▶ [Excerpts from an interface dataset]:
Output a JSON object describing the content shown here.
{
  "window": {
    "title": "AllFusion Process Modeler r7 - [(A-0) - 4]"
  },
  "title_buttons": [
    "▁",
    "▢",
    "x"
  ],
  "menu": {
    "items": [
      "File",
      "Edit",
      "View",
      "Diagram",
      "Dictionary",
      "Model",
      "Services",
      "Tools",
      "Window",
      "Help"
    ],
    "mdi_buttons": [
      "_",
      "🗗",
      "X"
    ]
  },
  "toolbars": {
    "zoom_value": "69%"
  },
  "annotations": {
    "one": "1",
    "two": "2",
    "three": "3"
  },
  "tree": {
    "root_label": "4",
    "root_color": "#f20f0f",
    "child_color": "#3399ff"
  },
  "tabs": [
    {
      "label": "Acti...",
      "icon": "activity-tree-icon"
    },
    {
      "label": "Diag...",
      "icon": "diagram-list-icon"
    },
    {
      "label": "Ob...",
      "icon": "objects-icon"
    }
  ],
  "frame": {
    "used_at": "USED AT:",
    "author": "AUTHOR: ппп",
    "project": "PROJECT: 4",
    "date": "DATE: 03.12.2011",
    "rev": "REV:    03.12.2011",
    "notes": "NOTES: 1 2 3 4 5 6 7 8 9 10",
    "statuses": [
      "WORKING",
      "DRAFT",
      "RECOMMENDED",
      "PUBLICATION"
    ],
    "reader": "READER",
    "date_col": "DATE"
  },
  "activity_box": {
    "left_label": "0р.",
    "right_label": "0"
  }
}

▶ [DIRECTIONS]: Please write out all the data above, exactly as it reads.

▶ [REPLY]:
Output a JSON object describing the content shown here.
{
  "window": {
    "title": "AllFusion Process Modeler r7 - [(A-0) - 4]"
  },
  "title_buttons": [
    "▁",
    "▢",
    "x"
  ],
  "menu": {
    "items": [
      "File",
      "Edit",
      "View",
      "Diagram",
      "Dictionary",
      "Model",
      "Services",
      "Tools",
      "Window",
      "Help"
    ],
    "mdi_buttons": [
      "_",
      "🗗",
      "X"
    ]
  },
  "toolbars": {
    "zoom_value": "69%"
  },
  "annotations": {
    "one": "1",
    "two": "2",
    "three": "3"
  },
  "tree": {
    "root_label": "4",
    "root_color": "#f20f0f",
    "child_color": "#3399ff"
  },
  "tabs": [
    {
      "label": "Acti...",
      "icon": "activity-tree-icon"
    },
    {
      "label": "Diag...",
      "icon": "diagram-list-icon"
    },
    {
      "label": "Ob...",
      "icon": "objects-icon"
    }
  ],
  "frame": {
    "used_at": "USED AT:",
    "author": "AUTHOR: ппп",
    "project": "PROJECT: 4",
    "date": "DATE: 03.12.2011",
    "rev": "REV:    03.12.2011",
    "notes": "NOTES: 1 2 3 4 5 6 7 8 9 10",
    "statuses": [
      "WORKING",
      "DRAFT",
      "RECOMMENDED",
      "PUBLICATION"
    ],
    "reader": "READER",
    "date_col": "DATE"
  },
  "activity_box": {
    "left_label": "0р.",
    "right_label": "0"
  }
}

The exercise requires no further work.